It would be all too easy for Judge Garland to pay lip service to the cause while seeking to nominate Big Tech apologists to key DOJ posts at the same time — ones that would be more than willing to take the publicity hit by doing these behemoths’ bidding for him. Rightly or wrongly, that’s what some political onlookers already fear Judge Garland is doing.
Reports indicate that he is pushing to have a former Facebook lawyer to run the DOJ’s top Antitrust Division — one who served under him during the Clinton administration and later defended the company for the same seemingly anti-competitive, monopolistic behavior that the Federal Trade Commission is targeting.
Maybe these reports are wrong. Maybe they’re accurate but Garland knows something about his former colleague that the general public doesn’t. In any event, it’s imperative that the Senate find out. It needs to ask Judge Garland if he would encourage the administration to nominate individuals who take the Big Tech threat seriously and if he would order his staff to continue the progress the Department has made in holding Big Tech accountable over the last three months.
From Facebook and Twitter censoring the New York Post exposé of Hunter Biden’s business dealings with China, to Amazon, Apple and Google shutting down Parler, to Facebook and Twitter outright banning the then-sitting president of the United States, censorship in the digital square is also a sizable problem. Does Judge Garland draw a distinction between censorship by government and corporations, or will he stand up for free-speech and free expression online? Given that Biden’s Associate AG nominee, Vanita Gupta, has encouraged Facebook censorship, it’s certainly a fair question to ask Judge Garland.
Finally, and perhaps most critically, the Senate should ask Judge Garland what he believes the DOJ’s relationship is with the executive branch. Does he consider it independent of the White House, or does he believe that the president has a right to shape the department’s overarching strategy and decision-making processes?

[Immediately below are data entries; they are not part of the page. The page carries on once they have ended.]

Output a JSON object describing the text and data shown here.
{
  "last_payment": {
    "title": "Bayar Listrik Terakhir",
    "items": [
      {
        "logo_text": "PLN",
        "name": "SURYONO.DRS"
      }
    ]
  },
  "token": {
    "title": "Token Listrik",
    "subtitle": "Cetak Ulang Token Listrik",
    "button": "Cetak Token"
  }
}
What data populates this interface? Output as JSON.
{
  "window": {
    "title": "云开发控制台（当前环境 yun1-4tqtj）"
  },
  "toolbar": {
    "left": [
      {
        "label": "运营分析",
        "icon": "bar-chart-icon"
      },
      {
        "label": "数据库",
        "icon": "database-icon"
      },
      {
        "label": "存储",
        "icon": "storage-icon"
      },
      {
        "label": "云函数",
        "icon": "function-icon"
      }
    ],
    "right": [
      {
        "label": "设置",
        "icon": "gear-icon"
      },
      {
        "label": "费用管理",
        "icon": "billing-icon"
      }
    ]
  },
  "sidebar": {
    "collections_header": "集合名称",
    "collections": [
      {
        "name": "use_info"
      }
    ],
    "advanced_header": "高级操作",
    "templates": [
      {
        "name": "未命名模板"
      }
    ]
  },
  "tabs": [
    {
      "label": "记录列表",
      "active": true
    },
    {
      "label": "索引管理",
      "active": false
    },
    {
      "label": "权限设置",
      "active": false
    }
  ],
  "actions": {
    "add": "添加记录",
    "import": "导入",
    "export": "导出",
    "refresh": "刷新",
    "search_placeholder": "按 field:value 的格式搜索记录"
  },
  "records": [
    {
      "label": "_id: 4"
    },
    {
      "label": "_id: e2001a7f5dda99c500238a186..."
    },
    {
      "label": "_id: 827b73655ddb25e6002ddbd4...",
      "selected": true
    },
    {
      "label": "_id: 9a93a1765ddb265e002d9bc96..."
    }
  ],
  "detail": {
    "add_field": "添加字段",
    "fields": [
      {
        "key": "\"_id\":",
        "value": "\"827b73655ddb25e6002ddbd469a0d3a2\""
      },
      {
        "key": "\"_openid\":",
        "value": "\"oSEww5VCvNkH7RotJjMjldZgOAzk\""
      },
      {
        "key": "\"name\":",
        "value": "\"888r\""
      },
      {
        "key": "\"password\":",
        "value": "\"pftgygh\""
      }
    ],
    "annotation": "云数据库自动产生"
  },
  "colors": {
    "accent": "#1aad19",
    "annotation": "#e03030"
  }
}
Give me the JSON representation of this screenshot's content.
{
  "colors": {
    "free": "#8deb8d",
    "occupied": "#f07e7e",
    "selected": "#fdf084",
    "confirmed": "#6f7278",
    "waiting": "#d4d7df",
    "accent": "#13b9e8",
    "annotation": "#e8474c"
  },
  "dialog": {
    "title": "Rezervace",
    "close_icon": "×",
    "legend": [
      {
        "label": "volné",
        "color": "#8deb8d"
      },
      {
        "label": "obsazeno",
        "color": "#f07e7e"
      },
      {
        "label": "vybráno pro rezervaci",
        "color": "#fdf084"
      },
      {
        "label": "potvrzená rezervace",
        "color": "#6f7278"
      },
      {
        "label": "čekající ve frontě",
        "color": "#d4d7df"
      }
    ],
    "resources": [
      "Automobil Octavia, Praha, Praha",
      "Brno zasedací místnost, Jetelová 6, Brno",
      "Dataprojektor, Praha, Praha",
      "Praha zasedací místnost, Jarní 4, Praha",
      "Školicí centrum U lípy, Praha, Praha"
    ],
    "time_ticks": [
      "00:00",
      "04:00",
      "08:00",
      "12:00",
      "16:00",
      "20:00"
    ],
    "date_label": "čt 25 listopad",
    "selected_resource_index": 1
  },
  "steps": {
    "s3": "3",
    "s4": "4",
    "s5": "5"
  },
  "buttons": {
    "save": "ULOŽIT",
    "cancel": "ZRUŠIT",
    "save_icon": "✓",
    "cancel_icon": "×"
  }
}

Assuming that Biden and his advisers are poised to take a laxer approach to Big Tech, finding the answer to this question will become crucial to ensuring these monopolies can remain in check under his watch. The last thing the tech accountability movement needs in this pivotal moment is another Eric Holder-profiled leader further politicizing this important position and ceding more of its power to the executive branch.
The Senate Judiciary Committee’s Feb. 22 and 23 questioning of Judge Garland will set the stage for how the rest of the body approaches his March 1 confirmation vote, as confirmation hearings always tend to do. With both parties expressing desire to get Big Tech under control, there should be no excuse for an opponent of the cause squeaking through to confirmation. However, if Judiciary doesn’t take its duty of vetting and questioning Judge Garland seriously, it can happen easier than some may think and perhaps without anyone even knowing it.
Here’s hoping the committee handles this important responsibility with the care and concern it needs and deserves.
Harmeet K. Dhillon is a civil rights lawyer and the CEO of the Center for American Liberty